All articles from Physics and Astronomy >>>

The most recent press releases about innovation >>>

Die letzten 5 Focus-News des innovations-reports im Überblick:

Im Focus: Giant Magnetic Fields in the Universe

Astronomers from Bonn and Tautenburg in Thuringia (Germany) used the 100-m radio telescope at Effelsberg to observe several galaxy clusters. At the edges of these large accumulations of dark matter, stellar systems (galaxies), hot gas, and charged particles, they found magnetic fields that are exceptionally ordered over distances of many million light years. This makes them the most extended magnetic fields in the universe known so far.

The results will be published on March 22 in the journal „Astronomy & Astrophysics“.

Galaxy clusters are the largest gravitationally bound structures in the universe.
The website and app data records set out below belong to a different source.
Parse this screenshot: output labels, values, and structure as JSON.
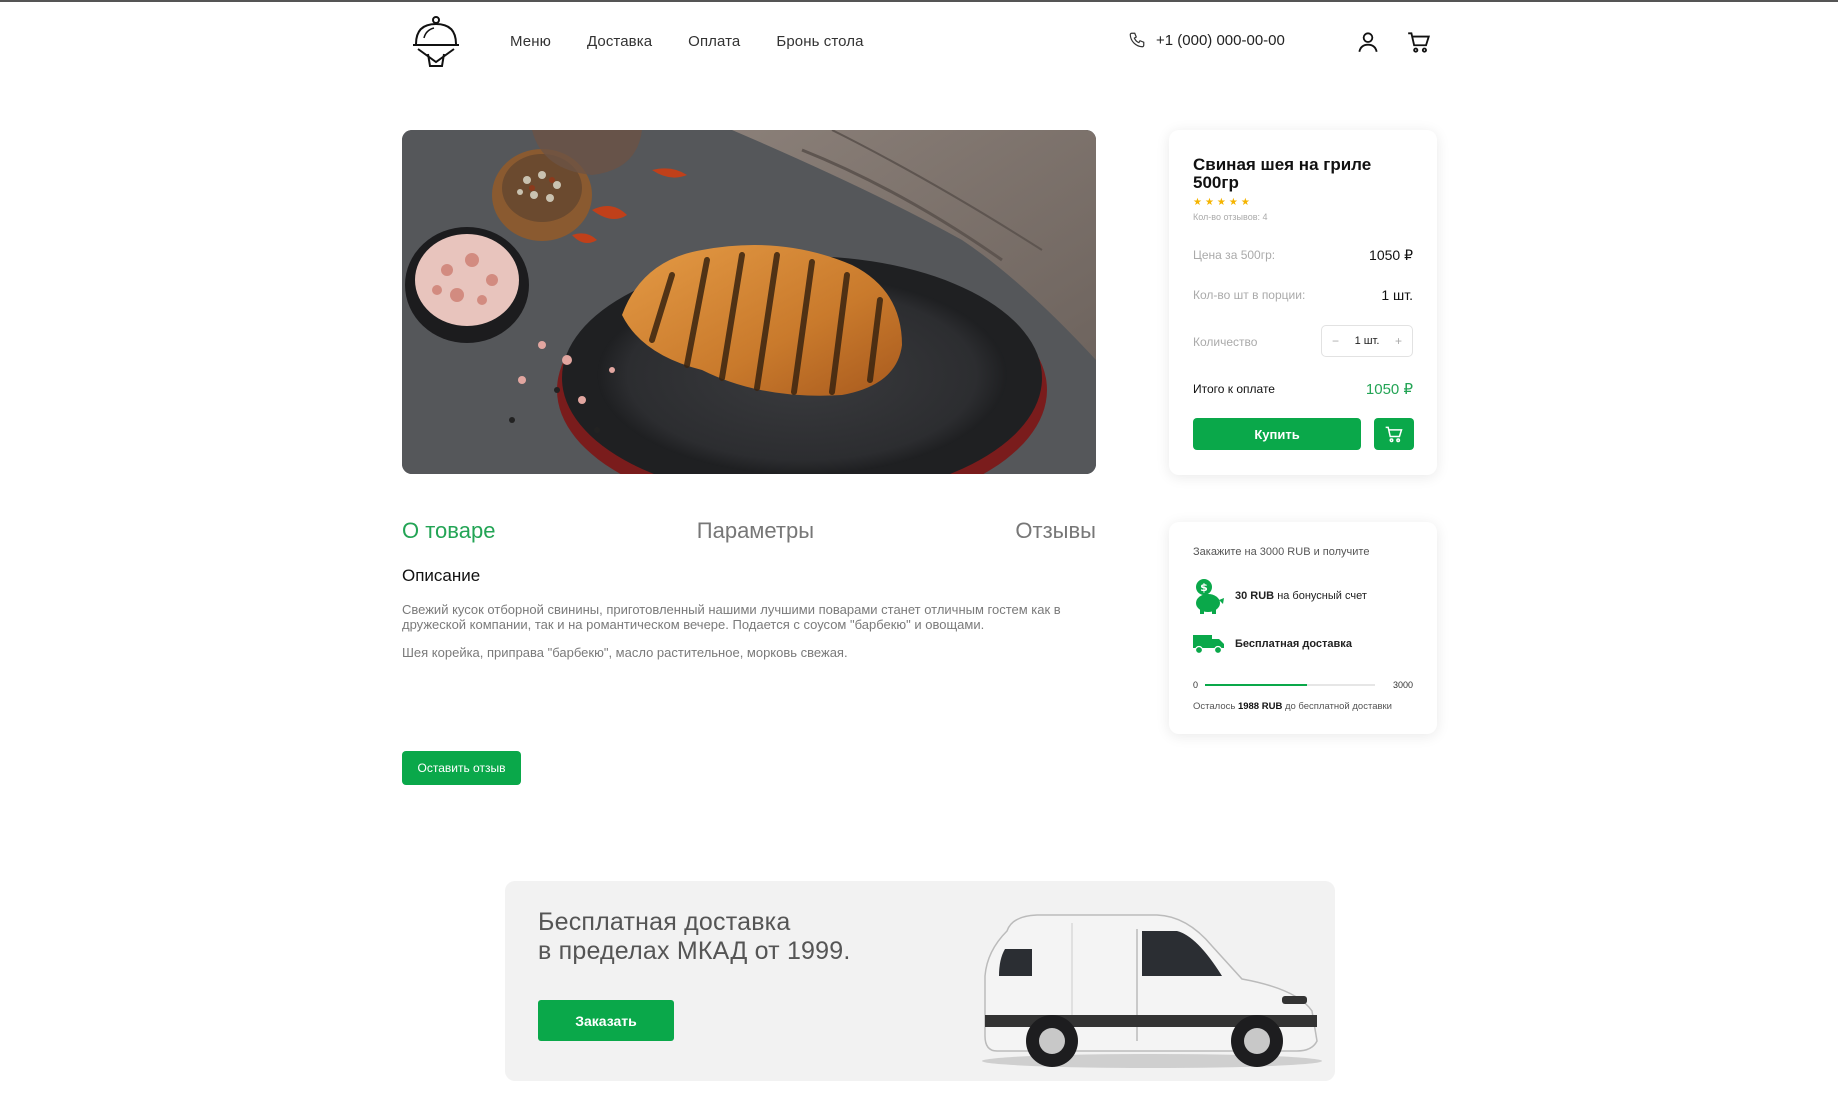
{
  "header": {
    "nav": [
      "Меню",
      "Доставка",
      "Оплата",
      "Бронь стола"
    ],
    "phone": "+1 (000) 000-00-00"
  },
  "tabs": [
    "О товаре",
    "Параметры",
    "Отзывы"
  ],
  "description": {
    "title": "Описание",
    "text": "Свежий кусок отборной свинины, приготовленный нашими лучшими поварами станет отличным гостем как в дружеской компании, так и на романтическом вечере. Подается с соусом \"барбекю\" и овощами.",
    "ingredients": "Шея корейка, приправа \"барбекю\", масло растительное, морковь свежая."
  },
  "review_button": "Оставить отзыв",
  "product": {
    "title": "Свиная шея на гриле 500гр",
    "stars": "★★★★★",
    "rating": 5,
    "reviews": "Кол-во отзывов: 4",
    "price_label": "Цена за 500гр:",
    "price": "1050 ₽",
    "portion_label": "Кол-во шт в порции:",
    "portion": "1 шт.",
    "qty_label": "Количество",
    "qty_minus": "−",
    "qty": "1 шт.",
    "qty_plus": "+",
    "total_label": "Итого к оплате",
    "total": "1050 ₽",
    "buy": "Купить"
  },
  "bonus": {
    "heading": "Закажите на 3000 RUB и получите",
    "bonus_amount": "30 RUB",
    "bonus_text": "на бонусный счет",
    "delivery_text": "Бесплатная доставка",
    "min": "0",
    "max": "3000",
    "progress": 0.6,
    "remain_prefix": "Осталось",
    "remain_amount": "1988 RUB",
    "remain_suffix": "до бесплатной доставки"
  },
  "banner": {
    "line1": "Бесплатная доставка",
    "line2": "в пределах МКАД от 1999.",
    "button": "Заказать"
  },
  "colors": {
    "accent": "#0aa84a",
    "accent_text": "#23a455",
    "star": "#f5b400"
  }
}
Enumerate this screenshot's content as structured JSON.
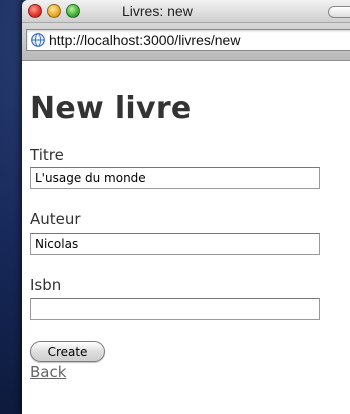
{
  "window": {
    "title": "Livres: new"
  },
  "browser": {
    "url": "http://localhost:3000/livres/new"
  },
  "page": {
    "heading": "New livre",
    "fields": [
      {
        "label": "Titre",
        "value": "L'usage du monde"
      },
      {
        "label": "Auteur",
        "value": "Nicolas"
      },
      {
        "label": "Isbn",
        "value": ""
      }
    ],
    "submit_label": "Create",
    "back_link": "Back"
  },
  "icons": {
    "address_icon": "globe-icon"
  },
  "colors": {
    "heading": "#333333",
    "link": "#666666",
    "desktop": "#17295a"
  }
}
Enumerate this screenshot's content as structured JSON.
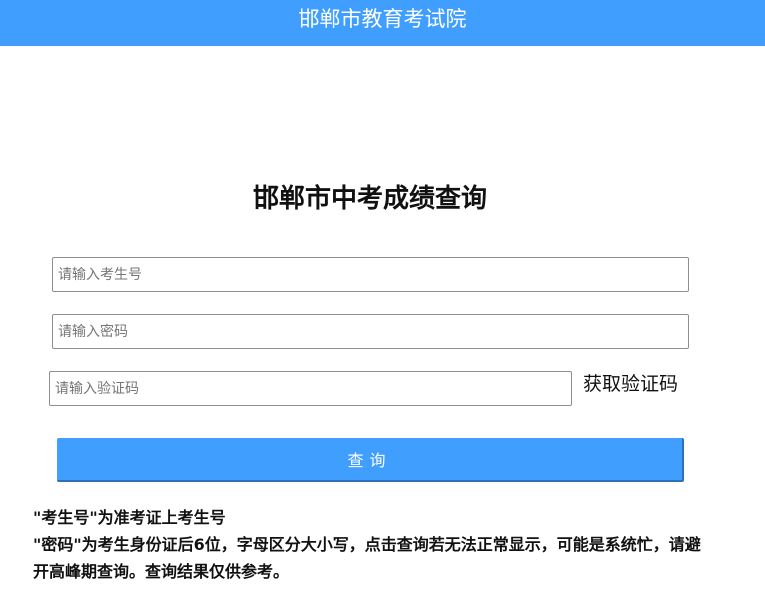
{
  "header": {
    "title": "邯郸市教育考试院"
  },
  "main": {
    "title": "邯郸市中考成绩查询",
    "form": {
      "candidate_id": {
        "value": "",
        "placeholder": "请输入考生号"
      },
      "password": {
        "value": "",
        "placeholder": "请输入密码"
      },
      "captcha": {
        "value": "",
        "placeholder": "请输入验证码"
      },
      "get_captcha_label": "获取验证码",
      "query_button_label": "查询"
    },
    "notes": [
      "\"考生号\"为准考证上考生号",
      "\"密码\"为考生身份证后6位，字母区分大小写，点击查询若无法正常显示，可能是系统忙，请避开高峰期查询。查询结果仅供参考。"
    ]
  },
  "colors": {
    "accent": "#409eff",
    "text": "#111111"
  }
}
With a typical extent of about 10 million light years, i.e. 100 times the...

Im Focus: Tracing down linear ubiquitination

Researchers at the Goethe University Frankfurt, together with partners from the University of Tübingen in Germany and Queen Mary University as well as Francis Crick Institute from London (UK) have developed a novel technology to decipher the secret ubiquitin code.

Ubiquitin is a small protein that can be linked to other cellular proteins, thereby controlling and modulating their functions. The attachment occurs in many...

Im Focus: Perovskite edges can be tuned for optoelectronic performance

Layered 2D material improves efficiency for solar cells and LEDs

In the eternal search for next generation high-efficiency solar cells and LEDs, scientists at Los Alamos National Laboratory and their partners are creating...

Im Focus: Polymer-coated silicon nanosheets as alternative to graphene: A perfect team for nanoelectronics

Silicon nanosheets are thin, two-dimensional layers with exceptional optoelectronic properties very similar to those of graphene. Albeit, the nanosheets are less stable. Now researchers at the Technical University of Munich (TUM) have, for the first time ever, produced a composite material combining silicon nanosheets and a polymer that is both UV-resistant and easy to process. This brings the scientists a significant step closer to industrial applications like flexible displays and photosensors.

Silicon nanosheets are thin, two-dimensional layers with exceptional optoelectronic properties very similar to those of graphene. Albeit, the nanosheets are...

Im Focus: Researchers Imitate Molecular Crowding in Cells

Enzymes behave differently in a test tube compared with the molecular scrum of a living cell. Chemists from the University of Basel have now been able to simulate these confined natural conditions in artificial vesicles for the first time. As reported in the academic journal Small, the results are offering better insight into the development of nanoreactors and artificial organelles.

Enzymes behave differently in a test tube compared with the molecular scrum of a living cell. Chemists from the University of Basel have now been able to...

All Focus news of the innovation-report >>>

Anzeige

Anzeige

Event News

International Land Use Symposium ILUS 2017: Call for Abstracts and Registration open

20.03.2017 | Event News

CONNECT 2017: International congress on connective tissue

14.03.2017 | Event News

ICTM Conference: Turbine Construction between Big Data and Additive Manufacturing

07.03.2017 | Event News

 
Latest News

When Air is in Short Supply - Shedding light on plant stress reactions when oxygen runs short

23.03.2017 | Life Sciences

Researchers use light to remotely control curvature of plastics

23.03.2017 | Power and Electrical Engineering

Sea ice extent sinks to record lows at both poles

23.03.2017 | Earth Sciences

VideoLinks
B2B-VideoLinks
More VideoLinks >>>